The New Jersey Education Department has given final approval for nine new charter schools to open in the fall. A decision on 10 other schools, including the state’s first virtual charters, is being delayed for another year.
Carlos Perez, CEO of the New Jersey Charter Schools Association, says cyber charters are a viable option. But he supports the one-year delay in deciding whether to give approval to the first two.
“Every single charter school that opens up must be of high quality and able to meet the needs of students at day one,” Perez said. “I see the idea of a planning year as ultimately a good thing, allowing these schools to be better prepared to achieve the high results necessary for the parents and kids that they serve.”
A coalition of education groups — including the New Jersey Education Association and the Education Law Center — opposes the online-only charters.

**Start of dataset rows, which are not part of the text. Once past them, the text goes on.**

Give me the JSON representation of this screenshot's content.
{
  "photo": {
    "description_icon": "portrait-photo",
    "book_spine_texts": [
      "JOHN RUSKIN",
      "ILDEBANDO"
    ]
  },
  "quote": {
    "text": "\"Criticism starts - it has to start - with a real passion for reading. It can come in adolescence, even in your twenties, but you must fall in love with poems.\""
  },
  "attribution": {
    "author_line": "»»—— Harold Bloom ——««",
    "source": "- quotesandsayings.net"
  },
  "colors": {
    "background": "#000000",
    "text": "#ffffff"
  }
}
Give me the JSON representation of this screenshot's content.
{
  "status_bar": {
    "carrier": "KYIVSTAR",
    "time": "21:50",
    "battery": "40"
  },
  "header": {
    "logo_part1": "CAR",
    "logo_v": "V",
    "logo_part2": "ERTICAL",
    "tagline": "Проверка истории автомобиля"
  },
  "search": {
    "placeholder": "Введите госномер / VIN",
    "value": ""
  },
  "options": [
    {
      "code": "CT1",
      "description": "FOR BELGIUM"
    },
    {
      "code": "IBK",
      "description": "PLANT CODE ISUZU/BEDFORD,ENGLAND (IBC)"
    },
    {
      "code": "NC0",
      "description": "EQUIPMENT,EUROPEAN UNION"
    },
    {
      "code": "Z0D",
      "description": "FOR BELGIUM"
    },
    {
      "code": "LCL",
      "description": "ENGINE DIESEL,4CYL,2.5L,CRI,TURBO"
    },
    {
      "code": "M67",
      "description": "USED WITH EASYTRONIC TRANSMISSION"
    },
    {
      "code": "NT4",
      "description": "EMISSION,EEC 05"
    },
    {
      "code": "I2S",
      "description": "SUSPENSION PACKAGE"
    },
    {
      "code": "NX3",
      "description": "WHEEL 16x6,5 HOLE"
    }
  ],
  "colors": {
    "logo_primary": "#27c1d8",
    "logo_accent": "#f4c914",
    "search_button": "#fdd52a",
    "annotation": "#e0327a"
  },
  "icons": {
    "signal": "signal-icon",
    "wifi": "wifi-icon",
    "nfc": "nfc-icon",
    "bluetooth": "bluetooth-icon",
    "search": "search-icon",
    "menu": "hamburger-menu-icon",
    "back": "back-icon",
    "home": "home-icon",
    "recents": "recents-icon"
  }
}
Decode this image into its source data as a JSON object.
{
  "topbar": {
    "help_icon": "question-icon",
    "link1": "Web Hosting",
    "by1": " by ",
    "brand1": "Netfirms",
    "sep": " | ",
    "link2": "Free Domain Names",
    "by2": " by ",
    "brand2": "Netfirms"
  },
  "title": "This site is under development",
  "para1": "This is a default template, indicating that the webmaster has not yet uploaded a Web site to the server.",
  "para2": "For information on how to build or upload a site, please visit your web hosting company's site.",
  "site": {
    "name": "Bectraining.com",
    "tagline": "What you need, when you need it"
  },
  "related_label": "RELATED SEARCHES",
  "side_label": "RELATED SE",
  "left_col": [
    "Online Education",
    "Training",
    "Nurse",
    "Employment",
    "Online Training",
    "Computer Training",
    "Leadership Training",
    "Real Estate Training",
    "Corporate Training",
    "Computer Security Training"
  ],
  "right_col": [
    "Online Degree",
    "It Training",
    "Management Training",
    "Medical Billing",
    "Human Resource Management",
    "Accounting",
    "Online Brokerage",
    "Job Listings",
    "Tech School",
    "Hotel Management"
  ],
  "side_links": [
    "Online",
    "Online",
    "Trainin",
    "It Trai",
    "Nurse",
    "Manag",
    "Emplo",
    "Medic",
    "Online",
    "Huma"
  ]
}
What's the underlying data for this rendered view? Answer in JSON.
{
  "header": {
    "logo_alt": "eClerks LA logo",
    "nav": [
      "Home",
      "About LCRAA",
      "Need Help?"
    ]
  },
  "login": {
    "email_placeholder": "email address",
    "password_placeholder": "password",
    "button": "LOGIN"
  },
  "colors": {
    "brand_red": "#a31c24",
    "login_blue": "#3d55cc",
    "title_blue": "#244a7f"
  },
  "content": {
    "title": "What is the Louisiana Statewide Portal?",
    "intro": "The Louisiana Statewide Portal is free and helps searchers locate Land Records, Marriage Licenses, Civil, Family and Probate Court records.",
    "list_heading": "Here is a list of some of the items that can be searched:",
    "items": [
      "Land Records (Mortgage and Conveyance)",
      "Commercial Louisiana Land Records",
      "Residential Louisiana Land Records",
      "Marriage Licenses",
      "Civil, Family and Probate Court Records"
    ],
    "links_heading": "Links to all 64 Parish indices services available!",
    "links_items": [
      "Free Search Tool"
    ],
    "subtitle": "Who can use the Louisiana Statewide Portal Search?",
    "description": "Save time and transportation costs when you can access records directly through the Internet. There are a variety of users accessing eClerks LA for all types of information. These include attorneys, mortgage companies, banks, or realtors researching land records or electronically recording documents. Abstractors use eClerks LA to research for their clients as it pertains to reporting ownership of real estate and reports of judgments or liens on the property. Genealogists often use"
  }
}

The group maintains the state charter school law does not allow them.
“The history of these schools has been dismal in other states,” says Julia Rubin with the group Save Our Schools. “Academically, students who start at the same level in the traditional school and the virtual school end up four years behind.”
Members of the coalition have threatened to take legal action if the cyber charters are approved.